BRICS ideal for South-South cooperation
Recent uncertainties and relative deceleration of growth in BRICS states may have cast a doubt on the group’s potential to transform the global governance structure. Yet experts agree that it is still the most powerful locomotive for strengthening South-South cooperation.
Questions have also been raised about whether rapidly growing economies such as China and India and their expanding foreign investments, especially the Chinaproposed Belt and Road Initiative, would undermine the puritan dictum of SouthSouth cooperation that propagates “de-linking” lessdeveloped economies from the exploitative global North. Even the expanding foreign aid from China and India has been questioned, as many fear it might compromise democratic and human rights in developing countries, because the aid comes with no strings attached.
Since China and India are also investing in advanced industrialized countries, will their actions dilute BRICS’ commitment to South-South cooperation?

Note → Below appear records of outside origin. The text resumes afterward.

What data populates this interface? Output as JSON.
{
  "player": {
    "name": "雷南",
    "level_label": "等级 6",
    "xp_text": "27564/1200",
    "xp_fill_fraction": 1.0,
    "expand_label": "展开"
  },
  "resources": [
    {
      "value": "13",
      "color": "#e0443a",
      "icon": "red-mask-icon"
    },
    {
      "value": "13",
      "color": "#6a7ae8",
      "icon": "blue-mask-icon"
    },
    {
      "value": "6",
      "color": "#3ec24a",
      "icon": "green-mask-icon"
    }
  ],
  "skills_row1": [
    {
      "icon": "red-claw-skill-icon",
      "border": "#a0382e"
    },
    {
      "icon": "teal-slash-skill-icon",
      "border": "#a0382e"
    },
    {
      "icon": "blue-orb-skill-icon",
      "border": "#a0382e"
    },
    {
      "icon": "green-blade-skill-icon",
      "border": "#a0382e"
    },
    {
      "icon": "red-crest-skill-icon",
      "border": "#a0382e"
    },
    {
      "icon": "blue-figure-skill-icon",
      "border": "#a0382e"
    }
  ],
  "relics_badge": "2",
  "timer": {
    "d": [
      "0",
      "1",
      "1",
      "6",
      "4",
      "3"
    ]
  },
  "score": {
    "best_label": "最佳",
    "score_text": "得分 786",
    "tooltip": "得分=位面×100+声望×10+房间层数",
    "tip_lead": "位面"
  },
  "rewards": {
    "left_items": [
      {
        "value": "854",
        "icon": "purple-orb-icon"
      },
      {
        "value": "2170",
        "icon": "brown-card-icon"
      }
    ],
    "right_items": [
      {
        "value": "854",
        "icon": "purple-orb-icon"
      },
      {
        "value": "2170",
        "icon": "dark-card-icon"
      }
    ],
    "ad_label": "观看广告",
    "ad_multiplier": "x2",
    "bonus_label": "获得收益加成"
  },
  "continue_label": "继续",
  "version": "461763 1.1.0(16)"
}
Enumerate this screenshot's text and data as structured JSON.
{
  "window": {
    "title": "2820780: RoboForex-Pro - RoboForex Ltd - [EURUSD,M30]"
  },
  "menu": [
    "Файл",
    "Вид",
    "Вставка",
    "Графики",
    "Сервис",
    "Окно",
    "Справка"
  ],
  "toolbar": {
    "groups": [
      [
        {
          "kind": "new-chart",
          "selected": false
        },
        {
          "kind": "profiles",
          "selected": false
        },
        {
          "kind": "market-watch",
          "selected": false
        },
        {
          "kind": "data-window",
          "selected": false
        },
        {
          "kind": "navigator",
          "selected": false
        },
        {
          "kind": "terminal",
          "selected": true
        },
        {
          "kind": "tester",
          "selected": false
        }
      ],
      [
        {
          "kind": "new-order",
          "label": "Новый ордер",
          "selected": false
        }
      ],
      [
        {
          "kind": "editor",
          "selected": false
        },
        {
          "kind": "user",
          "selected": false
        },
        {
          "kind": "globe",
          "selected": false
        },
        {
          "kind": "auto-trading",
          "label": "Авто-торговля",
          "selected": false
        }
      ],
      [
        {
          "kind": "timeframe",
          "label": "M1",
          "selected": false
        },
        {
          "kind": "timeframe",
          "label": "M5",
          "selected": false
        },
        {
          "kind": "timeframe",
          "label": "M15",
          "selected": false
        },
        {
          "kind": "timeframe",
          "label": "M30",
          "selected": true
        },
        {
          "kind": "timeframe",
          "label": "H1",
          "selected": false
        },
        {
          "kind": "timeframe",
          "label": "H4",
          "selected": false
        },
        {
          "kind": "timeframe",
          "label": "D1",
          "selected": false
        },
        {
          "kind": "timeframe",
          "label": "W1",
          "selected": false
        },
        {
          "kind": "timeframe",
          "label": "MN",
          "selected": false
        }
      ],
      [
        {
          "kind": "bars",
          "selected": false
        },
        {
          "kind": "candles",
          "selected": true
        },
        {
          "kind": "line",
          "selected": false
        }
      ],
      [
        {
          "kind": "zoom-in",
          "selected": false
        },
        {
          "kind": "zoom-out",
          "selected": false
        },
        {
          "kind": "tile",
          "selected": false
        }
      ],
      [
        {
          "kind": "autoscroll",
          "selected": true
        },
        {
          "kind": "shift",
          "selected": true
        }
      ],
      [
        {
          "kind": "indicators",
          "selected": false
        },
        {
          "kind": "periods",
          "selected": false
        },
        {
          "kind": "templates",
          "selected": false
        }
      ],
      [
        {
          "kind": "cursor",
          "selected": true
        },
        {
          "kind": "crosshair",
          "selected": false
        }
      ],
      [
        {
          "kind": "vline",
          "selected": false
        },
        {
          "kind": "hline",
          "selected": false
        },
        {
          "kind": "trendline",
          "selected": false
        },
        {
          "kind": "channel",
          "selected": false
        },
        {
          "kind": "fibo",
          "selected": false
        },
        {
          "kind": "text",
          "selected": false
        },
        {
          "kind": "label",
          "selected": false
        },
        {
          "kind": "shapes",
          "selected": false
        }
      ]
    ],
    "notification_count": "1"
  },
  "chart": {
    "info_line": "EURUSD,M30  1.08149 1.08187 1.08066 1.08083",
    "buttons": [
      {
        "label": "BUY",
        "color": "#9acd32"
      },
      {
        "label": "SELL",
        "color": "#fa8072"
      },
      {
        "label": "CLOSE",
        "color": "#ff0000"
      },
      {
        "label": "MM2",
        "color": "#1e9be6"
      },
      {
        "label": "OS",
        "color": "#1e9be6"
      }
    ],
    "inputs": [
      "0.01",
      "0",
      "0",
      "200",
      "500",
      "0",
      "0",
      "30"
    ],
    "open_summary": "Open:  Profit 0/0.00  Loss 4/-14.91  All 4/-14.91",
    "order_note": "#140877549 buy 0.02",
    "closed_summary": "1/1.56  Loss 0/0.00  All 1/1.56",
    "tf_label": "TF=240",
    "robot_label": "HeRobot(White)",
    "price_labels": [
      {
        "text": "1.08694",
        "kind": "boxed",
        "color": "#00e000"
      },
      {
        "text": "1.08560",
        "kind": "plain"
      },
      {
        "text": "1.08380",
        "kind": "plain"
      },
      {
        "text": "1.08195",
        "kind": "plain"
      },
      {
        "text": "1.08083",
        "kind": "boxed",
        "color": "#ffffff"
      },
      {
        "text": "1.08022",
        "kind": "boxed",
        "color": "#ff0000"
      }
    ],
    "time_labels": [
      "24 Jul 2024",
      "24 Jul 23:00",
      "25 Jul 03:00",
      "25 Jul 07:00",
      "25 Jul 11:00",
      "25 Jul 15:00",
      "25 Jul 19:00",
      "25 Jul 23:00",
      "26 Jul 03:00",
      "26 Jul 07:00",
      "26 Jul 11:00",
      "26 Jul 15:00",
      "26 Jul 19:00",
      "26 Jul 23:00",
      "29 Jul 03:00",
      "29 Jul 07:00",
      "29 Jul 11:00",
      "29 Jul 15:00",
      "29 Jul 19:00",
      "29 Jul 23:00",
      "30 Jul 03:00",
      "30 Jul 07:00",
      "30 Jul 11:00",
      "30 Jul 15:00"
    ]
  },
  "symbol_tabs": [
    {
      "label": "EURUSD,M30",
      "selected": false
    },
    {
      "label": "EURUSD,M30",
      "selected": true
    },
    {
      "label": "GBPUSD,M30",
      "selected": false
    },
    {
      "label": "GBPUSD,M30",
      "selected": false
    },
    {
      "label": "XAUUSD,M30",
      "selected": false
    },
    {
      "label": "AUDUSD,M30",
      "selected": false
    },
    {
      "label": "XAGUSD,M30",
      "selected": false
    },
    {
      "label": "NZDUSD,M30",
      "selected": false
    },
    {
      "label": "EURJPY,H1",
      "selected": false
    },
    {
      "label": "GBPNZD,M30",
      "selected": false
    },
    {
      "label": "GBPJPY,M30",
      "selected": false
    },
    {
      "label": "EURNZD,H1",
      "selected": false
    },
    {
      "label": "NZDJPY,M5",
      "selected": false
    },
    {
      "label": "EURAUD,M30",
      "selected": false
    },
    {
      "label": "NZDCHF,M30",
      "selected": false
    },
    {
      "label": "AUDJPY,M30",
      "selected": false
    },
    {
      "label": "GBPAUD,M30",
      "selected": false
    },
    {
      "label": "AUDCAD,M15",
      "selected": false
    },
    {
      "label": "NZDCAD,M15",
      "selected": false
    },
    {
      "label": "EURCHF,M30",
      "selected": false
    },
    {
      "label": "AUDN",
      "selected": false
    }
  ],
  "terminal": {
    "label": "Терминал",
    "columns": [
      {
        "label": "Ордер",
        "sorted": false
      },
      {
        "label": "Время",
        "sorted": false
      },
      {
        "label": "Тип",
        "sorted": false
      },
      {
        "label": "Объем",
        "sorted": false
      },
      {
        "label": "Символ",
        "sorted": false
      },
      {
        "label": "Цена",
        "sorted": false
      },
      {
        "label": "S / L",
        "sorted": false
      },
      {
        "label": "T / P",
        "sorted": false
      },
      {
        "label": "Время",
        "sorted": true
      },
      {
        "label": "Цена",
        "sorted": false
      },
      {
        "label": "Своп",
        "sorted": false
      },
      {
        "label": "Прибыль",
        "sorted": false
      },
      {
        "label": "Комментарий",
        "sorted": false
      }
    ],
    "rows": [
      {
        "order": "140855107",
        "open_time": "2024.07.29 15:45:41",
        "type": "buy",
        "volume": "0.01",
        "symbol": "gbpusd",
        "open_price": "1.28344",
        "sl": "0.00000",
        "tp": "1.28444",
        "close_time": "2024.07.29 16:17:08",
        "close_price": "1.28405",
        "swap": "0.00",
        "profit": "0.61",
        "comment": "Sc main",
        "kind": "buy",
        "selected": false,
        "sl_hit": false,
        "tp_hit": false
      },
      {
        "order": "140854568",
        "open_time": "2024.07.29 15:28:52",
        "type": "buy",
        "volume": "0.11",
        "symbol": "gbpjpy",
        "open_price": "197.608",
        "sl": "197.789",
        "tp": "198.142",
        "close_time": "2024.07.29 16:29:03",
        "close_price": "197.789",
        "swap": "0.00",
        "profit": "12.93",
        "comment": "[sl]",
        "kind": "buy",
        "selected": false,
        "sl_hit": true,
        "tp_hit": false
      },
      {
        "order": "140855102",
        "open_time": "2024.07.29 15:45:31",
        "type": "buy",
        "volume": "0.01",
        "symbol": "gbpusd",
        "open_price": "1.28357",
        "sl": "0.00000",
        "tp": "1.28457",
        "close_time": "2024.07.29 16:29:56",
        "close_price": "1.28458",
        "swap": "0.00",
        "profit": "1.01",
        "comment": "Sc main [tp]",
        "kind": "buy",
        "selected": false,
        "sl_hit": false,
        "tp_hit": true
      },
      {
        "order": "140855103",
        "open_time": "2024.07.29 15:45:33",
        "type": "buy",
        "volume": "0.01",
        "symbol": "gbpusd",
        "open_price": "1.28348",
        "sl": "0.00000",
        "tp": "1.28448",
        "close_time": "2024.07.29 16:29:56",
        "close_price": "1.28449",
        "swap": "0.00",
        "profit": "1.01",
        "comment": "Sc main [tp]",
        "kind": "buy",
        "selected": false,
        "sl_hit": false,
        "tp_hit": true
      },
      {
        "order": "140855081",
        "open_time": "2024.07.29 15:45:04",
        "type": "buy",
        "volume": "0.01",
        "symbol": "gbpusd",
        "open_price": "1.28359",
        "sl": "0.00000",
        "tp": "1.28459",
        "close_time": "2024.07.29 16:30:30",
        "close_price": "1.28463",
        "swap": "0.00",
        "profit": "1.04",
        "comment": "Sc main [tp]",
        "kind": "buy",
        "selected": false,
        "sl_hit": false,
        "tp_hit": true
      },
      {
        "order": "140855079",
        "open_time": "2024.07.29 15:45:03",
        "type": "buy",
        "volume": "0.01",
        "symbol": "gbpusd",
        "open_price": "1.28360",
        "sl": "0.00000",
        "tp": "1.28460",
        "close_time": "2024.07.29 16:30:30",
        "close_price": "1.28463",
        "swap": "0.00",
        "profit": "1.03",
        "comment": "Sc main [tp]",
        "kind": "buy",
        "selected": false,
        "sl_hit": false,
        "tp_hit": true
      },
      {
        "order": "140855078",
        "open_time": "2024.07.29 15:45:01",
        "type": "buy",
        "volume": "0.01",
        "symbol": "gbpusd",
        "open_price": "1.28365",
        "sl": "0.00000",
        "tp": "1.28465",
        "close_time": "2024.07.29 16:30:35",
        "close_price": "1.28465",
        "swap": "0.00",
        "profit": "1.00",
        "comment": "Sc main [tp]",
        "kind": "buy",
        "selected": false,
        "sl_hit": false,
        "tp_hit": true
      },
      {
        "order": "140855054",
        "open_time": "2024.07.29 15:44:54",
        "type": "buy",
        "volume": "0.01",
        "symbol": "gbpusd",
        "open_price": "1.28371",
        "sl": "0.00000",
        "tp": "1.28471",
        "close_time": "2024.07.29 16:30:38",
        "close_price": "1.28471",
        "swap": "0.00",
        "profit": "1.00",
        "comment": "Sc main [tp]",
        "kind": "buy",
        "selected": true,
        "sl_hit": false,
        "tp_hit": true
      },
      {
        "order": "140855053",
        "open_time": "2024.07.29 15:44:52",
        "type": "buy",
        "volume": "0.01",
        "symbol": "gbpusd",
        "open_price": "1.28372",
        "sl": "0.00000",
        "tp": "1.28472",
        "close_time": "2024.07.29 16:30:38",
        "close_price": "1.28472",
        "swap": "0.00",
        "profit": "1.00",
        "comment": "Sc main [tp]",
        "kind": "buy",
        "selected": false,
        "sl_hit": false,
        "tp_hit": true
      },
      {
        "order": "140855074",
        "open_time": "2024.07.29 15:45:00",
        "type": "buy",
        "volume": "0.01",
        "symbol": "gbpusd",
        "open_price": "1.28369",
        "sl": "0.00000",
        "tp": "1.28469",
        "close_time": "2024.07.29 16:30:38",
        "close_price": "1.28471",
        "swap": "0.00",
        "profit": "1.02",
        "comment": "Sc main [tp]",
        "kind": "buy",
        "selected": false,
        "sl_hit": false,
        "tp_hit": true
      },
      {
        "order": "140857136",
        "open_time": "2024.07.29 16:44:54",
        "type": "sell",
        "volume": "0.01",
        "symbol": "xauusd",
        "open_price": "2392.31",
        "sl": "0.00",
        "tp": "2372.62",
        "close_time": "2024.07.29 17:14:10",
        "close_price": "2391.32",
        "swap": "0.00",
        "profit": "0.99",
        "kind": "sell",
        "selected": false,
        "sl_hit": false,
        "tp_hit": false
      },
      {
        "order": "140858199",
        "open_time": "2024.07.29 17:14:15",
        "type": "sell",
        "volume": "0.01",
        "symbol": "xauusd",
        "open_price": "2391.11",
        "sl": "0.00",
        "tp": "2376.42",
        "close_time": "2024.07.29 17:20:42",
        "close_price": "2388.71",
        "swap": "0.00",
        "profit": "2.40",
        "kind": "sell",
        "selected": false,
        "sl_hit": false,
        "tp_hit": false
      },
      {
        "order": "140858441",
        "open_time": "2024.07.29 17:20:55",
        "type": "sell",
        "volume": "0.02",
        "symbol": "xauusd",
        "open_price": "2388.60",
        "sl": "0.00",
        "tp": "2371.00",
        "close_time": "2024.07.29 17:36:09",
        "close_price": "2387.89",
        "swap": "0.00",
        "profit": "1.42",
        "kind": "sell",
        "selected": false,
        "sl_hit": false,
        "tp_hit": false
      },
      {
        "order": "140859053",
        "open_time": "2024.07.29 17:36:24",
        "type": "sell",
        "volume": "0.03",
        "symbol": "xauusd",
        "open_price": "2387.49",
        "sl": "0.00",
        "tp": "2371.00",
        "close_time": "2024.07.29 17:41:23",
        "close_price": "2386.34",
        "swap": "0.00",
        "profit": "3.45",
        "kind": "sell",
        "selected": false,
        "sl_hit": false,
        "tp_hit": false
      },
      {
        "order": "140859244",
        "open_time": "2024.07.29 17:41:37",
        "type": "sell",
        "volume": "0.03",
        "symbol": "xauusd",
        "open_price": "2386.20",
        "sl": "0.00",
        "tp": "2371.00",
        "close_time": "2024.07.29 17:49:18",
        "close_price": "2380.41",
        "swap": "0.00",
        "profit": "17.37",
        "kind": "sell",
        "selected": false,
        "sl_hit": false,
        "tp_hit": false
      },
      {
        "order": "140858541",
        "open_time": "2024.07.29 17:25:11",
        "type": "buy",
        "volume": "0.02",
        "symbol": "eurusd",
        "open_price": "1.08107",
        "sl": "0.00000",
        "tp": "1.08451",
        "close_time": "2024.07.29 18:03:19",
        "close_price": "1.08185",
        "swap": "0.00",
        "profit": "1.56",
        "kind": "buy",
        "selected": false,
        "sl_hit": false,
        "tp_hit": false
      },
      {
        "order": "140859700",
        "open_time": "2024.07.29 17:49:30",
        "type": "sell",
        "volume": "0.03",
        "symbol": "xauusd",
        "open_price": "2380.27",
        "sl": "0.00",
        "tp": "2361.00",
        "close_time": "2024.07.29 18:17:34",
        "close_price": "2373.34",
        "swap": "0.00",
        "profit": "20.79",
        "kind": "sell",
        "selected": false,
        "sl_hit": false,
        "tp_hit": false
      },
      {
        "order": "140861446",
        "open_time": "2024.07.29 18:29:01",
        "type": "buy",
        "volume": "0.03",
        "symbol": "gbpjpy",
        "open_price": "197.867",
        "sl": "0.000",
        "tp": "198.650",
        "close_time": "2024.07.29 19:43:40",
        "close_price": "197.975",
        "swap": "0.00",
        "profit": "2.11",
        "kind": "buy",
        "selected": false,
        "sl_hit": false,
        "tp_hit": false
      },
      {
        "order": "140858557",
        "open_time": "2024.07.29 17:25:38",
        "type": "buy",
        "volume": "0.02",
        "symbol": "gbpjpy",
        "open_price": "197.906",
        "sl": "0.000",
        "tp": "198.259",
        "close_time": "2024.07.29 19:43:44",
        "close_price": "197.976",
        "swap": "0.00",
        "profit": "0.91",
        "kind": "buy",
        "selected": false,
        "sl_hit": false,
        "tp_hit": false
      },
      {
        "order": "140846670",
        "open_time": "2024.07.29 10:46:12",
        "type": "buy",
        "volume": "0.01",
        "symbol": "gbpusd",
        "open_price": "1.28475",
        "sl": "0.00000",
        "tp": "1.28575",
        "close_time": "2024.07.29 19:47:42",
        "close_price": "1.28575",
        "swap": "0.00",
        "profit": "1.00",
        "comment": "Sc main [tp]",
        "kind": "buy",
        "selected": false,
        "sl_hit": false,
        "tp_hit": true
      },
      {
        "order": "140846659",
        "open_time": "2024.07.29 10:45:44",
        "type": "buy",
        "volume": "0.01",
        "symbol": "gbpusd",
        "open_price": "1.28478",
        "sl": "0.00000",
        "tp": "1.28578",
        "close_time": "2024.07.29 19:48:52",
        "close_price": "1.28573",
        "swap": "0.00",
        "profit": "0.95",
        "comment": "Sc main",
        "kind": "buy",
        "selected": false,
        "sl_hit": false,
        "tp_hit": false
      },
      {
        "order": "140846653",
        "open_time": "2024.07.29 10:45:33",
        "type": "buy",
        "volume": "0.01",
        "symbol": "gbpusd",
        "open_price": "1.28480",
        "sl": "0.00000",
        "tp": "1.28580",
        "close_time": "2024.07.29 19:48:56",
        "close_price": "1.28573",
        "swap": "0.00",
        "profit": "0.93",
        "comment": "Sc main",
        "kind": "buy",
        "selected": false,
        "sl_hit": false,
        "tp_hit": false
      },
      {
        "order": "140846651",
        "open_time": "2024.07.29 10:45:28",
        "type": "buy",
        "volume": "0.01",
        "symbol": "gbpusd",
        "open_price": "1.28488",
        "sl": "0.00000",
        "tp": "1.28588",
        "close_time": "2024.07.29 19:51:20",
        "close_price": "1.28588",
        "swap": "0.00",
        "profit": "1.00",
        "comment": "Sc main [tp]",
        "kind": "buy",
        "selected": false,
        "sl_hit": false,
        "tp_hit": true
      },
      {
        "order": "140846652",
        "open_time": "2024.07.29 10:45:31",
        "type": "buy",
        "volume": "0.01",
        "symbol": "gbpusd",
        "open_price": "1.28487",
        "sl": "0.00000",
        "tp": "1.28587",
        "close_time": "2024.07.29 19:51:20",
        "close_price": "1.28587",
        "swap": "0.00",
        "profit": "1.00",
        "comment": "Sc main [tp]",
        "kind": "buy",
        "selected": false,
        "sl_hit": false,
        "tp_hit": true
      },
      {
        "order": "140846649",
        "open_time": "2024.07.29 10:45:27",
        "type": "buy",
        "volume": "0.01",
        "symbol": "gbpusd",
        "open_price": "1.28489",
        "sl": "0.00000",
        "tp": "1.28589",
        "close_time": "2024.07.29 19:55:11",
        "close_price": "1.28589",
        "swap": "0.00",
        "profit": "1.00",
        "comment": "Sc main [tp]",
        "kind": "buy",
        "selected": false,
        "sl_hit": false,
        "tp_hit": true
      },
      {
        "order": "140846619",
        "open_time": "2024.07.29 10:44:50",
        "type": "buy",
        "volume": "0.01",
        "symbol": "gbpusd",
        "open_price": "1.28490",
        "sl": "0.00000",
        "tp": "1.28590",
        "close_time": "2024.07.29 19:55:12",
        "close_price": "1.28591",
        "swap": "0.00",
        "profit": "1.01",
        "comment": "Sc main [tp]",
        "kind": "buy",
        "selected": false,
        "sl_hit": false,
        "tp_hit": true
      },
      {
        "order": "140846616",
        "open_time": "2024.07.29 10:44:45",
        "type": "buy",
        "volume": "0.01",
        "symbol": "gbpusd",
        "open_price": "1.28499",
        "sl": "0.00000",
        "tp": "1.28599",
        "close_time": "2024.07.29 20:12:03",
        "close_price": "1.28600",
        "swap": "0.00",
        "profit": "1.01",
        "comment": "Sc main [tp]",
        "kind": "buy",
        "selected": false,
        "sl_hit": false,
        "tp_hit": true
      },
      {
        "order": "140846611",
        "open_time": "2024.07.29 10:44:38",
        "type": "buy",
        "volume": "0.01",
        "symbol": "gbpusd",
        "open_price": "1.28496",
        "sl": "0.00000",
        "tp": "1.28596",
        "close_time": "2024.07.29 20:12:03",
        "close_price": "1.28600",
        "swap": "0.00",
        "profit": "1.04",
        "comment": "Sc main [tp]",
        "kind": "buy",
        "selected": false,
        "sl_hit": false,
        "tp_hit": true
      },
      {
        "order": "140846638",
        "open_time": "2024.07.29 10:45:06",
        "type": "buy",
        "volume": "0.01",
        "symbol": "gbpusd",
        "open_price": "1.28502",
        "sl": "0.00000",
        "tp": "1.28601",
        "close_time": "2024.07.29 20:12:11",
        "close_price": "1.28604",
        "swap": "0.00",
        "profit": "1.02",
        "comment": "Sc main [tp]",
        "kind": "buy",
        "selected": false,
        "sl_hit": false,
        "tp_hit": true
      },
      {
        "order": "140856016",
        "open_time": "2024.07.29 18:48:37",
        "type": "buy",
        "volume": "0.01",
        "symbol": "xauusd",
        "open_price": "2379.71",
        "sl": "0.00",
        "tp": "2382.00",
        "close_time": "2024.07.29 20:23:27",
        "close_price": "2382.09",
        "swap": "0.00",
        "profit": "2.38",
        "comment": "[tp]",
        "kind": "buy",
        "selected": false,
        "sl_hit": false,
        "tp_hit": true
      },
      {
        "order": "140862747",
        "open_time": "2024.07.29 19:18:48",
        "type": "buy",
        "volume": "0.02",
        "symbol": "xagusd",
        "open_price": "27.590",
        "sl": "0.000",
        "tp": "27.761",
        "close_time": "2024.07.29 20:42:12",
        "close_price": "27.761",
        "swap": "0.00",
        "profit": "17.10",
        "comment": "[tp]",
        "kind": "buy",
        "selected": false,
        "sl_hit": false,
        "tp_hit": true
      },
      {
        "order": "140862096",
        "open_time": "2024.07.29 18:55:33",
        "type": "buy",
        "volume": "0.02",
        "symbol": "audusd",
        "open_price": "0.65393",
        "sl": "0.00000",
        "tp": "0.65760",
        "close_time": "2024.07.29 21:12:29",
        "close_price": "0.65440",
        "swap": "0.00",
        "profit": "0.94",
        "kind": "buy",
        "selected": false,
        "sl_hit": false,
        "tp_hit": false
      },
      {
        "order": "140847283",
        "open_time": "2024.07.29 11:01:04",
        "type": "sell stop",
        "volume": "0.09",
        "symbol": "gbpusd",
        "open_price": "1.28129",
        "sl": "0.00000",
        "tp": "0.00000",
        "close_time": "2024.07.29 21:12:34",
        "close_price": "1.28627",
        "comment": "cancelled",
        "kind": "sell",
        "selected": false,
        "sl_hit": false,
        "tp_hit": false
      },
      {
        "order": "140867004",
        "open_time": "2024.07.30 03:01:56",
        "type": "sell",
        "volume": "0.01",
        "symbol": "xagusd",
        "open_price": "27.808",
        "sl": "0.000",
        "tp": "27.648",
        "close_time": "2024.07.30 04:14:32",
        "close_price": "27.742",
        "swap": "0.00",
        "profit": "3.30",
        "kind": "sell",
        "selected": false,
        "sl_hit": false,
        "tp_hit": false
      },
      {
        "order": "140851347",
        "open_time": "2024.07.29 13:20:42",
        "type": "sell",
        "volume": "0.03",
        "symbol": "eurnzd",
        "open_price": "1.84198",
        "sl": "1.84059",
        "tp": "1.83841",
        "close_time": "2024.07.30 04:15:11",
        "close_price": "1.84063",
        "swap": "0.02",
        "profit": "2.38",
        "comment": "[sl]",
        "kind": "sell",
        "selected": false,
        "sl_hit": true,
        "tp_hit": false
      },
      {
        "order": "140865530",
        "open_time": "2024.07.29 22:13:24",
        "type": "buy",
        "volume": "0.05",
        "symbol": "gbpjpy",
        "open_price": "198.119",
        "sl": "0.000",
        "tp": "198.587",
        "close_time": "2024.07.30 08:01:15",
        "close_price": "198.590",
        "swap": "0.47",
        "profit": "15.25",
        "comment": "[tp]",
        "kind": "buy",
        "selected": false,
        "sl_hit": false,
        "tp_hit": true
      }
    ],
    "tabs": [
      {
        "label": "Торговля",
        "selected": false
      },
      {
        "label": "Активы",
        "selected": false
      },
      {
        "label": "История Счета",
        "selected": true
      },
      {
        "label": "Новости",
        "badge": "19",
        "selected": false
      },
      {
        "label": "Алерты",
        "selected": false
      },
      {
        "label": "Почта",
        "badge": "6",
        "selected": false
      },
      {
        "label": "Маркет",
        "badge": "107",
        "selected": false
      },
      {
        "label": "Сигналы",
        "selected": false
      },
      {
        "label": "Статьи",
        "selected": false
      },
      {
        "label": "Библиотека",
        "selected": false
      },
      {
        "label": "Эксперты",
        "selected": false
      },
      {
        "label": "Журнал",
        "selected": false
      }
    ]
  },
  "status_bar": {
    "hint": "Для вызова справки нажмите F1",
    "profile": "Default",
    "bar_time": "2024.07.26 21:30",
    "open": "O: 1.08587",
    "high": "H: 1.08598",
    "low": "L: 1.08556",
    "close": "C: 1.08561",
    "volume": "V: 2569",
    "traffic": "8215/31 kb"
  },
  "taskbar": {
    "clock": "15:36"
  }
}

If anything, BRICS states are widely recognized today for their inflecting economic reforms and restructuring, which have resulted in policy innovations guiding their inclusive development and poverty eradication initiatives, and providing inspiring examples for developing and less-developed countries.
The South-South cooperation paradigm evolved in the late 1960s. Recognizing the subservient nature of their relations with the advanced economies, many scholars suggested that less-developed countries “de-link” from the North as a way to forge stronger economic ties among developing countries.
BRICS today presents a success story of that original paradigm. In purchasing power parity terms, BRICS accounts for more than 30 percent of the global GDP and accounts for more than half of global growth, which have given the group power to influence global trends and trajectories. Grounded in the South-South cooperation paradigm, intra-BRICS trade, as percentage of their total foreign trade, doubled from 6 percent to 12 percent between 2001 and 2015. And BRICS states have taken a common stance at various international forums on trade, services, investment and e-commerce, as well as at rule-making world bodies.
The outlook on BRICS states’ further integration remains promising given the establishment of the New Development Bank and the BRICS Contingent Reserve Arrangement, which have already started financing projects in various developing countries. Symbolizing BRICS macro-policy coordination, they have enhanced BRICS’ leading role in SouthSouth cooperation. Besides, the NDB and the Asian Infrastructure Investment Bank have already prompted the Bretton Woods financial institutions to implement reforms, in order to give developing countries greater say. And BRICS states’ minisummits on the sidelines of G20 gatherings have offered new ways to democratize the global governance structure and process.
Indeed, enterprises based in BRICS states have established a unique culture of investment, technology sharing and market management, which is totally different from the patron-client model of the multinationals from the industrialized North. At the BRICS seminar on governance in Quanzhou, East China’s Fujian province, last week, which I attended, China International Publishing Group signed a series of cooperation agreements with various publishers from the other four BRICS states, and its vice-president Wang Gangyi urged all sides to make concerted efforts to engage in substantial research and advice “to promote BRICS to become a new leading platform for South-South cooperation”.
BRICS has especially benefited from the economic buoyancy of China and India, as well as the continued sluggishness in the economies of the global North. China and India have emerged as major investors in infrastructure construction, information and communications technologies and energy. Here, BRICS provides them a with unique forum to coordinate their perspectives to maximize benefits.
BRICS represents a strong source of empowerment and inspiration for most developing countries. Given this fact, the idea of inviting several developing countries to the upcoming BRICS Summit in Xiamen, Fujian province, and forging new partnerships under the “BRICS Plus” arrangement holds the promise of making BRICS a stronger platform for South-South cooperation.